Construction crews are busy at work this summer, repairing and rehabilitating a historic Columbia River structure that will provide a critical link in a popular route used by recreationists in the region.
The iconic Beverly Bridge between Vantage and Mattawa, along with the recently completed Renslow Trestle over Interstate 90, will allow people to safely travel on the Palouse to Cascades State Park Trail in an area where they would previously have to detour.
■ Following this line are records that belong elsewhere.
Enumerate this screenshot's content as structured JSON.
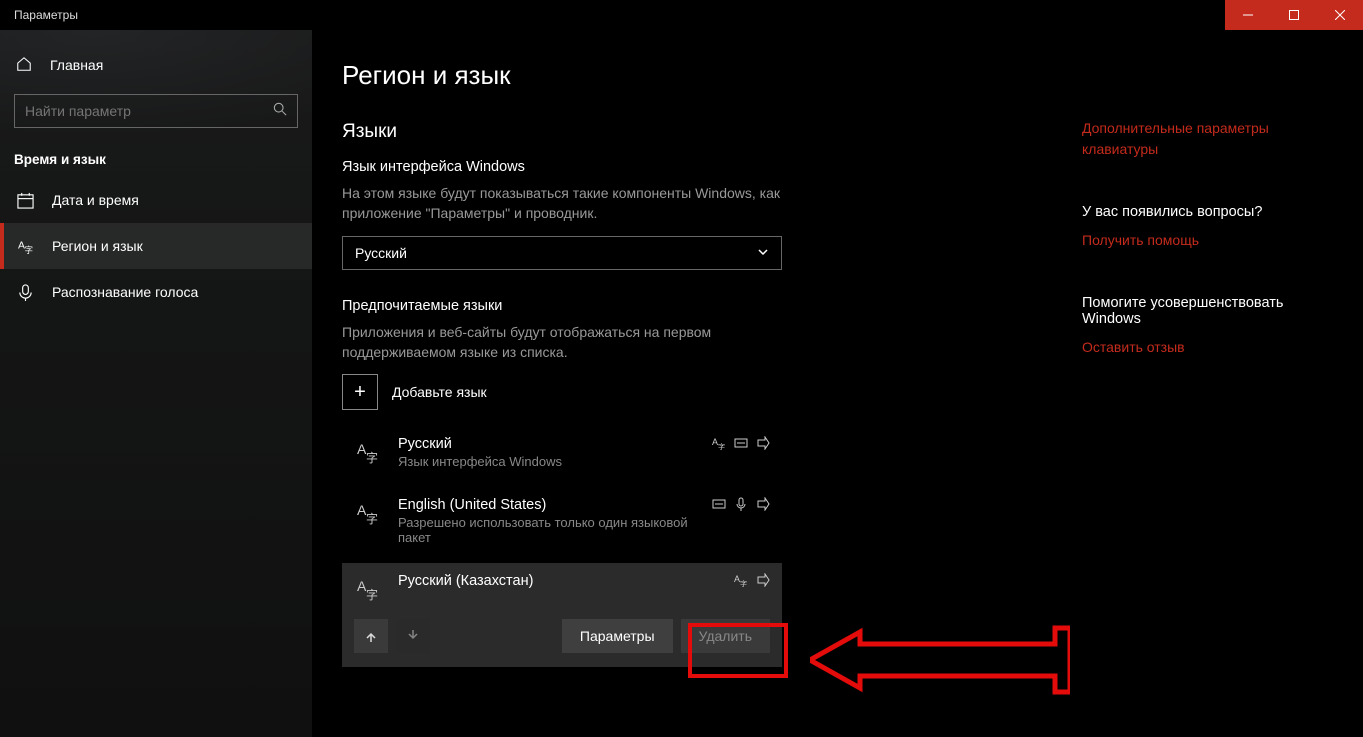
{
  "window": {
    "title": "Параметры"
  },
  "sidebar": {
    "home_label": "Главная",
    "search_placeholder": "Найти параметр",
    "section_title": "Время и язык",
    "items": [
      {
        "label": "Дата и время"
      },
      {
        "label": "Регион и язык"
      },
      {
        "label": "Распознавание голоса"
      }
    ]
  },
  "main": {
    "page_title": "Регион и язык",
    "languages_section": "Языки",
    "interface_lang_title": "Язык интерфейса Windows",
    "interface_lang_desc": "На этом языке будут показываться такие компоненты Windows, как приложение \"Параметры\" и проводник.",
    "dropdown_value": "Русский",
    "preferred_title": "Предпочитаемые языки",
    "preferred_desc": "Приложения и веб-сайты будут отображаться на первом поддерживаемом языке из списка.",
    "add_language_label": "Добавьте язык",
    "languages": [
      {
        "name": "Русский",
        "sub": "Язык интерфейса Windows"
      },
      {
        "name": "English (United States)",
        "sub": "Разрешено использовать только один языковой пакет"
      },
      {
        "name": "Русский (Казахстан)",
        "sub": ""
      }
    ],
    "actions": {
      "params": "Параметры",
      "delete": "Удалить"
    }
  },
  "aside": {
    "rel1_link": "Дополнительные параметры клавиатуры",
    "q_title": "У вас появились вопросы?",
    "q_link": "Получить помощь",
    "fb_title": "Помогите усовершенствовать Windows",
    "fb_link": "Оставить отзыв"
  }
}
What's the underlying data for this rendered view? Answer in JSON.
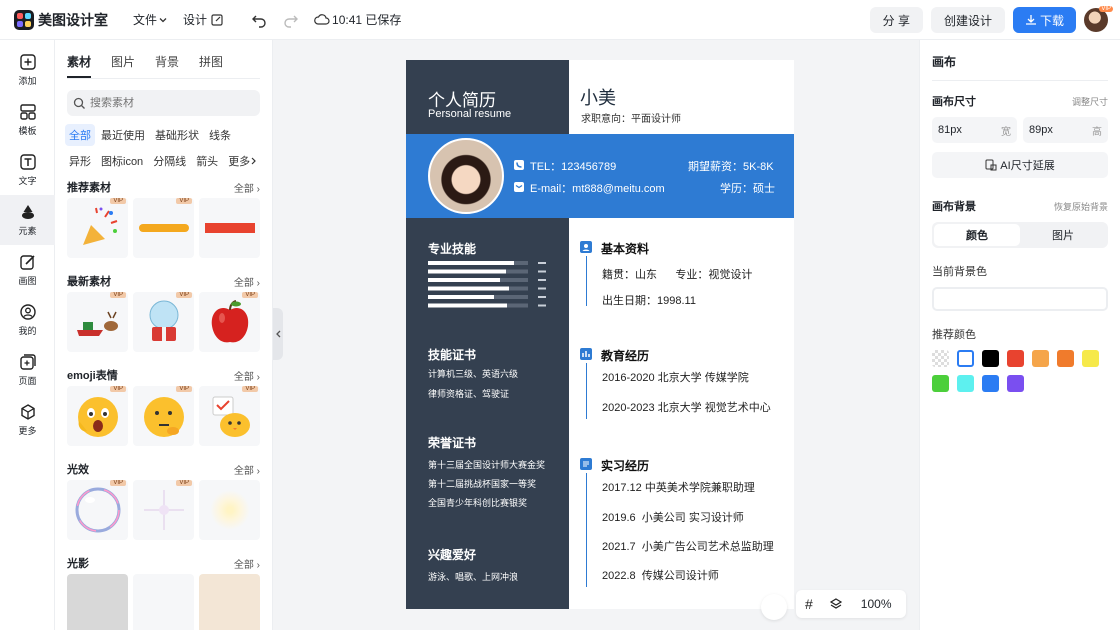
{
  "app": {
    "title": "美图设计室"
  },
  "menu": {
    "file": "文件",
    "design": "设计"
  },
  "status": {
    "saved": "10:41 已保存"
  },
  "topbar": {
    "share": "分 享",
    "create": "创建设计",
    "download": "下载",
    "vip": "VIP"
  },
  "rail": [
    {
      "label": "添加",
      "icon": "plus-square-icon"
    },
    {
      "label": "模板",
      "icon": "template-icon"
    },
    {
      "label": "文字",
      "icon": "text-icon"
    },
    {
      "label": "元素",
      "icon": "shapes-icon"
    },
    {
      "label": "画图",
      "icon": "draw-icon"
    },
    {
      "label": "我的",
      "icon": "user-icon"
    },
    {
      "label": "页面",
      "icon": "page-add-icon"
    },
    {
      "label": "更多",
      "icon": "cube-icon"
    }
  ],
  "panel": {
    "tabs": [
      "素材",
      "图片",
      "背景",
      "拼图"
    ],
    "search_placeholder": "搜索素材",
    "chips": [
      "全部",
      "最近使用",
      "基础形状",
      "线条",
      "异形",
      "图标icon",
      "分隔线",
      "箭头",
      "更多"
    ],
    "sections": [
      {
        "title": "推荐素材",
        "all": "全部"
      },
      {
        "title": "最新素材",
        "all": "全部"
      },
      {
        "title": "emoji表情",
        "all": "全部"
      },
      {
        "title": "光效",
        "all": "全部"
      },
      {
        "title": "光影",
        "all": "全部"
      }
    ],
    "vip": "VIP"
  },
  "resume": {
    "heading": "个人简历",
    "heading_en": "Personal resume",
    "name": "小美",
    "intent": "求职意向：平面设计师",
    "tel": "TEL：123456789",
    "email": "E-mail：mt888@meitu.com",
    "salary": "期望薪资：5K-8K",
    "degree": "学历：硕士",
    "skills_title": "专业技能",
    "skill_values": [
      0.86,
      0.78,
      0.72,
      0.81,
      0.66,
      0.79
    ],
    "cert_title": "技能证书",
    "certs": [
      "计算机三级、英语六级",
      "律师资格证、驾驶证"
    ],
    "honor_title": "荣誉证书",
    "honors": [
      "第十三届全国设计师大赛金奖",
      "第十二届挑战杯国家一等奖",
      "全国青少年科创比赛银奖"
    ],
    "hobby_title": "兴趣爱好",
    "hobbies": "游泳、唱歌、上网冲浪",
    "basic_title": "基本资料",
    "basic": [
      "籍贯：山东      专业：视觉设计",
      "出生日期：1998.11"
    ],
    "edu_title": "教育经历",
    "edu": [
      "2016-2020 北京大学 传媒学院",
      "2020-2023 北京大学 视觉艺术中心"
    ],
    "intern_title": "实习经历",
    "intern": [
      "2017.12 中英美术学院兼职助理",
      "2019.6  小美公司 实习设计师",
      "2021.7  小美广告公司艺术总监助理",
      "2022.8  传媒公司设计师"
    ]
  },
  "rightpanel": {
    "title": "画布",
    "size_label": "画布尺寸",
    "size_adjust": "调整尺寸",
    "width_value": "81px",
    "width_unit": "宽",
    "height_value": "89px",
    "height_unit": "高",
    "ai_extend": "AI尺寸延展",
    "bg_label": "画布背景",
    "bg_reset": "恢复原始背景",
    "seg_color": "颜色",
    "seg_image": "图片",
    "current_bg": "当前背景色",
    "recommend": "推荐颜色",
    "swatches": [
      "transparent",
      "#ffffff",
      "#000000",
      "#e8432f",
      "#f5a54a",
      "#f07b2c",
      "#f6e94a",
      "#4ccf3b",
      "#5df0ef",
      "#2b7cf3",
      "#7a4ff0"
    ]
  },
  "zoom": "100%"
}
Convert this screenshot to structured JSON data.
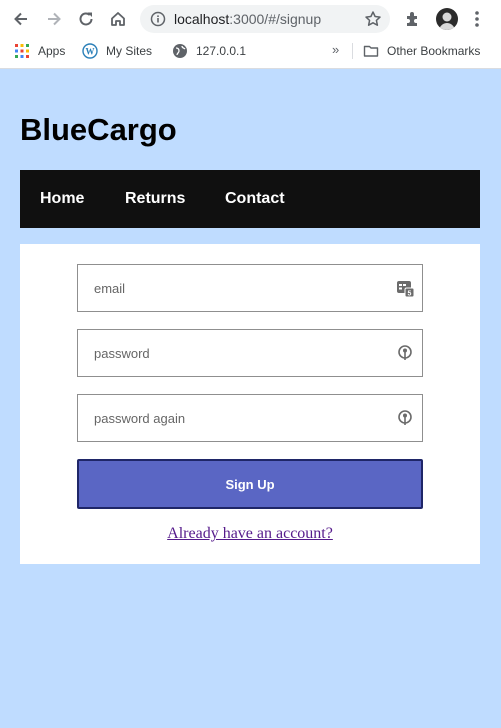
{
  "browser": {
    "url_host": "localhost",
    "url_path": ":3000/#/signup",
    "bookmarks": [
      {
        "label": "Apps"
      },
      {
        "label": "My Sites"
      },
      {
        "label": "127.0.0.1"
      }
    ],
    "more_bookmarks": "»",
    "other_bookmarks": "Other Bookmarks"
  },
  "site": {
    "title": "BlueCargo",
    "nav": [
      {
        "label": "Home"
      },
      {
        "label": "Returns"
      },
      {
        "label": "Contact"
      }
    ]
  },
  "form": {
    "email_placeholder": "email",
    "password_placeholder": "password",
    "password_again_placeholder": "password again",
    "submit_label": "Sign Up",
    "login_link": "Already have an account?"
  },
  "colors": {
    "page_bg": "#bfdcff",
    "navbar_bg": "#101010",
    "button_bg": "#5a66c4",
    "link": "#551a8b"
  }
}
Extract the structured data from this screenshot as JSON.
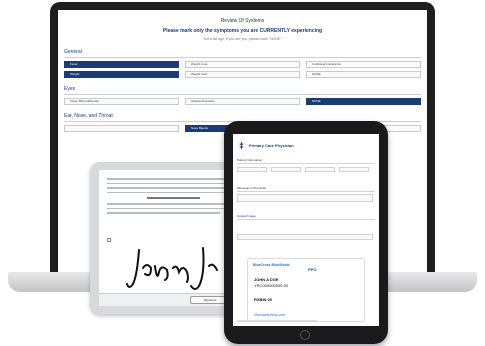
{
  "laptop": {
    "title": "Review Of Systems",
    "subtitle": "Please mark only the symptoms you are CURRENTLY experiencing",
    "hint": "Not a list ago, if you are you, please mark \"NONE\"",
    "sections": [
      {
        "label": "General",
        "rows": [
          [
            {
              "text": "Fever",
              "selected": true
            },
            {
              "text": "Weight Loss",
              "selected": false
            },
            {
              "text": "Cold/Heat Intolerance",
              "selected": false
            }
          ],
          [
            {
              "text": "Weight",
              "selected": true
            },
            {
              "text": "Weight Gain",
              "selected": false
            },
            {
              "text": "NONE",
              "selected": false
            }
          ]
        ]
      },
      {
        "label": "Eyes",
        "rows": [
          [
            {
              "text": "Vision Blurred/Double",
              "selected": false
            },
            {
              "text": "Glasses/Contacts",
              "selected": false
            },
            {
              "text": "NONE",
              "selected": true
            }
          ]
        ]
      },
      {
        "label": "Ear, Nose, and Throat",
        "rows": [
          [
            {
              "text": "",
              "selected": false
            },
            {
              "text": "Nose Bleeds",
              "selected": true
            },
            {
              "text": "",
              "selected": false
            }
          ]
        ]
      }
    ]
  },
  "consent": {
    "button": "Signature"
  },
  "intake": {
    "title": "Primary Care Physician",
    "section_patient": "Patient Information",
    "section_message": "Message to Physician",
    "section_upload": "Upload Image",
    "card": {
      "brand": "BlueCross BlueShield",
      "ppo": "PPO",
      "name": "JOHN A DOE",
      "id": "YRC000000000 00",
      "rx": "RXBIN 00",
      "bottom": "Visit www.bcbs.com"
    }
  },
  "colors": {
    "accent": "#1b3b77",
    "device": "#1a1a1c"
  }
}
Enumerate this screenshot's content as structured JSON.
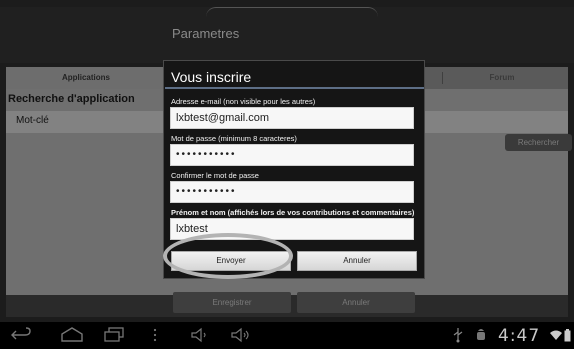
{
  "app": {
    "title": "Parametres",
    "tabs": [
      {
        "label": "Applications"
      },
      {
        "label": "Forum"
      }
    ],
    "search_heading": "Recherche d'application",
    "keyword_label": "Mot-clé",
    "search_button": "Rechercher",
    "save_button": "Enregistrer",
    "cancel_button": "Annuler",
    "footer_left": "",
    "footer_right": ""
  },
  "dialog": {
    "title": "Vous inscrire",
    "email_label": "Adresse e-mail (non visible pour les autres)",
    "email_value": "lxbtest@gmail.com",
    "password_label": "Mot de passe (minimum 8 caracteres)",
    "password_value": "•••••••••••",
    "confirm_label": "Confirmer le mot de passe",
    "confirm_value": "•••••••••••",
    "name_label": "Prénom et nom (affichés lors de vos contributions et commentaires)",
    "name_value": "lxbtest",
    "send_button": "Envoyer",
    "cancel_button": "Annuler"
  },
  "system_bar": {
    "time": "4:47",
    "icons": [
      "back-icon",
      "home-icon",
      "recent-apps-icon",
      "menu-icon",
      "volume-down-icon",
      "volume-up-icon",
      "usb-icon",
      "android-debug-icon",
      "wifi-icon",
      "battery-icon"
    ]
  },
  "colors": {
    "background": "#1c1c1c",
    "dialog_bg": "#151515",
    "divider": "#5d6e86",
    "system_bar": "#000000"
  }
}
The bridge was completed in 1909 to serve the Chicago, Milwaukee, St. Paul and Pacific Railroad. It was placed on the National Register of Historic Places in 1982 due to its significance in regional railroad history. A fire destroyed part of the wooden decking on the bridge in 2014. The current project, overseen by Washington State Parks, involves removing the wooden decking and replacing it with a concrete surface and handrails. It also involves rehabilitating a redundant power connection between Grant and Kittitas counties.
Washington State Parks Project Manager Adam Fulton said the project should be finished in late August to early September. Three hundred and thirty-eight concrete panels, most of which are 13 feet wide and 8 feet long, are being installed on the bridge decking after the treated wood is removed. Once the panels are installed, Fulton said crews will pour a concrete slab over the panels to complete the new decking surface, along with new handrails for pedestrian safety.
“We’re about 99% done with the panels,” Fulton said. “There’s just a few oddball sizes we have to have custom made and brought to the site. Starting this week, we’re doing the concrete overlay.”
He said 90% of the project funding came from the Washington Legislature through a grant supplied by the Department of Archaeological and Historical Preservation, with 10% funded through the Kittitas Public Utility District.
“The reason for that is because there is a redundant power feed that connects Grant County PUD and Kittitas County PUD,” he said. “That line is being run over the top of the bridge.”
In a historical tie-in, Fulton said the power connection is being run over the catenary that was once used to supply electric power to trains that crossed over the bridge, an unusual feature of the structure.
Throughout the project, he said the goal has been to preserve as much of the historic nature of the bridge, while also taking modern issues into consideration.
“It’s kind of a tight rope,” he said. “You want to leave as much of the historic character as you can and not alter that, and yet you have to build today’s safety and environmental codes. Hopefully we found that sweet spot. When you look at the bridge, you’re still looking at this fantastic historic structure that was built from 1906 to 1909 by a steel company that was later owned by J.P. Morgan. It was a fantastic time in the history of our nation.”
While walking the tightrope, Fulton said the project has been able to provide extra safety not only to pedestrians but the structure itself. By removing the wooden decking, the bridge is not only less susceptible to fire but more environmentally friendly.
“The dual benefit is no longer will we have heavily creosote-treated materials leaching into the Columbia River,” he said. “Instead, it’s concrete and steel, which are essentially inert to significant runoff or leachate.”
As the project nears completion, Fulton said Washington State Parks will release details on a planned grand opening ceremony for the bridge. For now, he said the exact date has not been set.
Once the project is complete, Fulton said the bridge will provide safe access to a crossing over the Columbia River that previously hasn’t existed for decades in the region, helping to complete a critical link for those using the Palouse to Cascades State Park Trial. Currently, the only crossing in the area is Interstate 90 on the Vantage Bridge, which does not accommodate pedestrians.
“What this trail does is provide the big link from east to west,” he said. “Suddenly, the trail is this continuous experience. This bridge is a jewel. You’re over the top of the Columbia River with fantastic views of the geology and cultural experience with the hydropower. It’s an amazing epicenter of interest.”